View all the photos from our visit to Milan for Syttende Mai here.
Minneapolis – The Biomass Crop Assistance Program (BCAP) must undergo
significant revision before the program’s next phase is launched, said the
Institute for Agriculture and Trade Policy (IATP) in comments submitted on
April 8 to the USDA Farm Service Agency (FSA).
BCAP, a 2008 Farm Bill program, was created to help farmers
grow and sell new biomass crops for renewable energy. But the FSA’s
implementation of the program has come under widespread criticism for straying
far the program’s original intent.

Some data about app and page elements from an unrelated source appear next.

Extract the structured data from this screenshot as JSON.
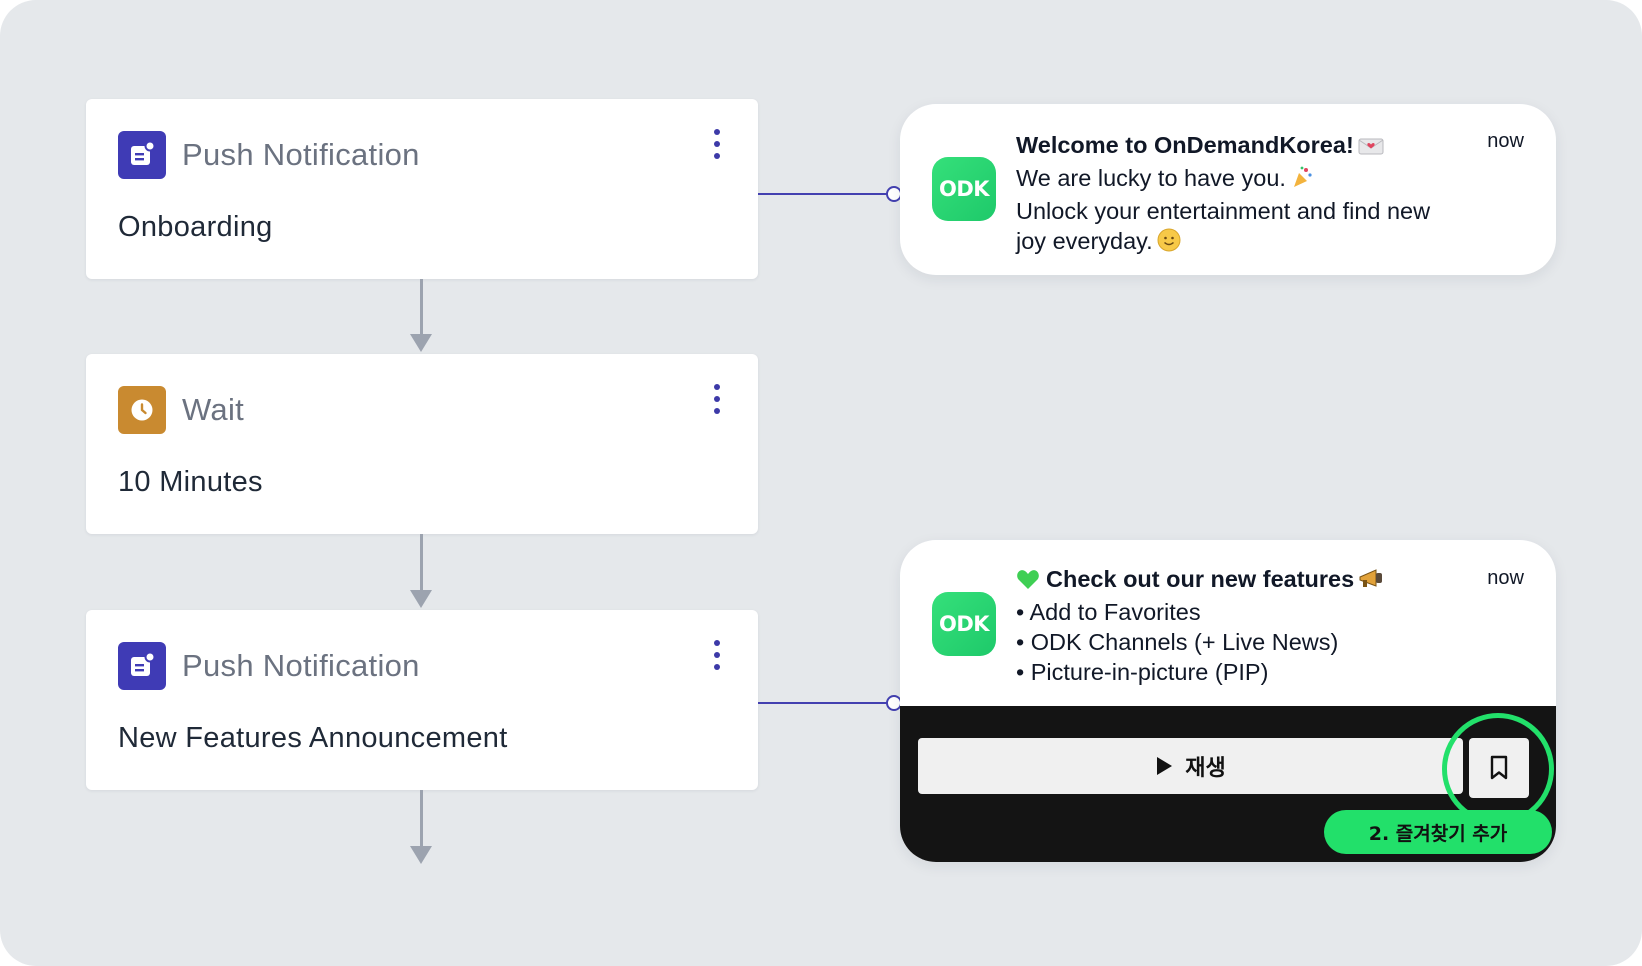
{
  "flow": {
    "steps": [
      {
        "type": "Push Notification",
        "name": "Onboarding",
        "icon": "message-icon",
        "icon_color": "#3f3bb5"
      },
      {
        "type": "Wait",
        "name": "10 Minutes",
        "icon": "clock-icon",
        "icon_color": "#c98a30"
      },
      {
        "type": "Push Notification",
        "name": "New Features Announcement",
        "icon": "message-icon",
        "icon_color": "#3f3bb5"
      }
    ]
  },
  "notifications": [
    {
      "app_logo": "ODK",
      "time": "now",
      "title": "Welcome to OnDemandKorea!",
      "lines": [
        "We are lucky to have you.",
        "Unlock your entertainment and find new",
        "joy everyday."
      ]
    },
    {
      "app_logo": "ODK",
      "time": "now",
      "title": "Check out our new features",
      "lines": [
        "• Add to Favorites",
        "• ODK Channels (+ Live News)",
        "• Picture-in-picture (PIP)"
      ],
      "play_label": "재생",
      "tooltip": "2. 즐겨찾기 추가"
    }
  ],
  "colors": {
    "canvas": "#e5e8eb",
    "connector": "#4340b0",
    "accent_green": "#22e06a"
  }
}
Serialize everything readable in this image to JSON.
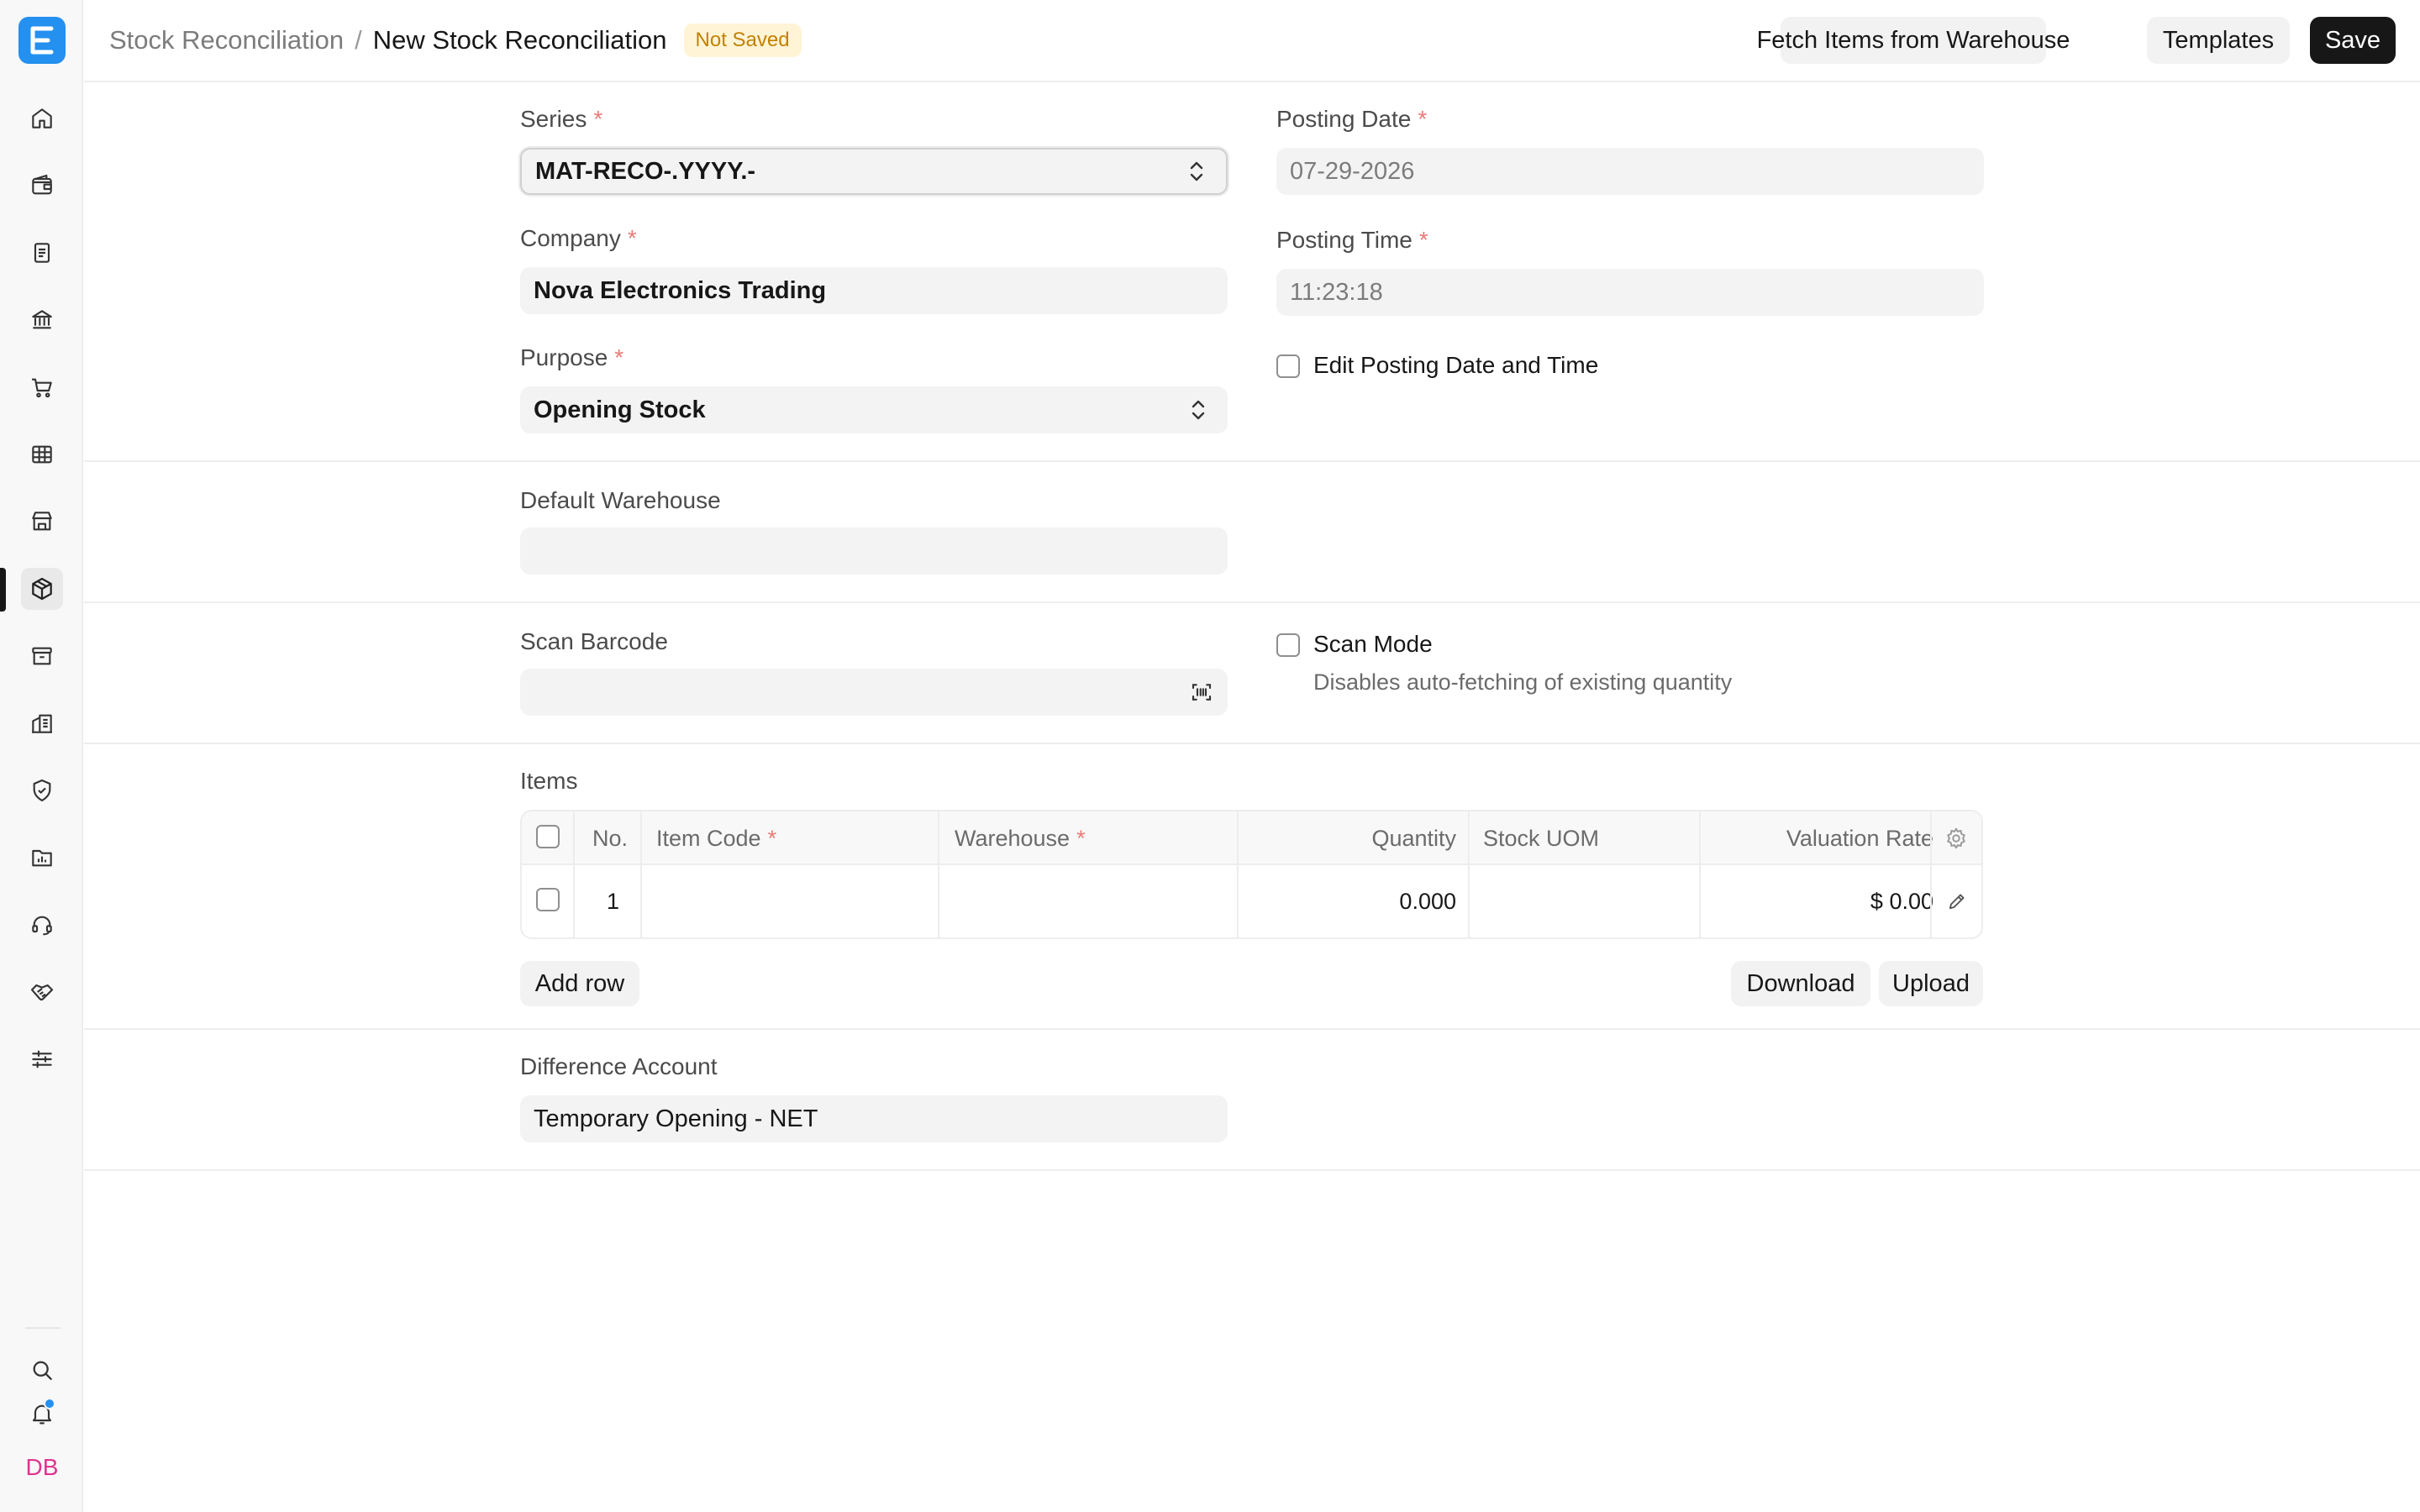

The FSA began the initial phase of the
program before setting clear rules for qualifying grants, and before it had
completed a full environmental impact statement as required under the National
Environmental Policy Act (NEPA). As a result, nearly all of the more than $164
million in funding that has been awarded so far has gone to the forest paper
and products industries to burn lower-value wood for their own energy needs.
But as most of these users were already buying or using biomass for
pre-existing energy purposes, BCAP support does not seem to be contributing in
any substantial way to new renewable energy production or new supplies of
“Done right, BCAP could go a long way toward helping farmers
transition to growing perennial biomass crops and increasing renewable energy
production,” said Jim Kleinschmit, IATP Rural Communities Program Director.
“But so far, it appears neither farmers nor energy consumers have seen much
benefit from the millions of dollars already spent on this program.”
The FSA is expected to finalize rules for BCAP
implementation later this year. IATP’s recommendations for improving BCAP
“There’s still time to right the ship on BCAP,” said IATP
Senior Associate Julia Olmstead. “The best place to start is to revisit the
original intent of the program, and take seriously the numerous constructive
comments submitted on how to improve the program.”
IATP’s full comment to the FSA can be viewed here. The BCAP
comment period closed April 9. The USDA will announce a final rule later this
It turns out that foods that are better for you may also be better for farmers and local job creation. A new study by the Leopold Center for Sustainable Agriculture at Iowa State University found that expanding fruit and vegetable production in the upper Midwest could bring significantly more economic benefits than conventional corn and soybean production on the same acreage.
The study, by Iowa State Research Scientist Dave Swenson, looked at the potential for fruit and vegetable production in Iowa, Illinois, Indiana, Michigan, Minnesota and Wisconsin. It identified 28 kinds of fruits and vegetables that farmers are able to grow in the region. Currently, much of the fruits and vegetables in the region come from other parts of the country or even outside the country.
Some key findings on the economic impacts on the region as a whole:
Previous research found that smaller sized farms (50 acres and smaller) are more likely to produce fruits and vegetables than standard-sized farms so it is likely that more, smaller farms would be needed. Researchers assumed that 50 percent of fruit and vegetable production would be directly marketed in-state by farmer-owned stores. Local and regional ownership of the food chain will be essential for maximum job creation.
The study breaks down the numbers by state and metropolitan region so it's easy to get a sense of what your neck of the woods could be doing to create new local food jobs.
The barriers to transitioning toward more fruit and vegetable production in the Midwest are enormous. Farmland is hard to come by as values are seen as a better investment than the stock market. U.S. farm policy greatly incentivizes corn and soybean production in a number of ways, including helping farmers to manage risks and supporting research for those crops. And then there's the lack of infrastructure needed to help local food systems serve a booming market. Despite these barriers, this study gives us a guidepost for the potential economic benefits of a new model for agriculture that produces healthier and more locally grown food.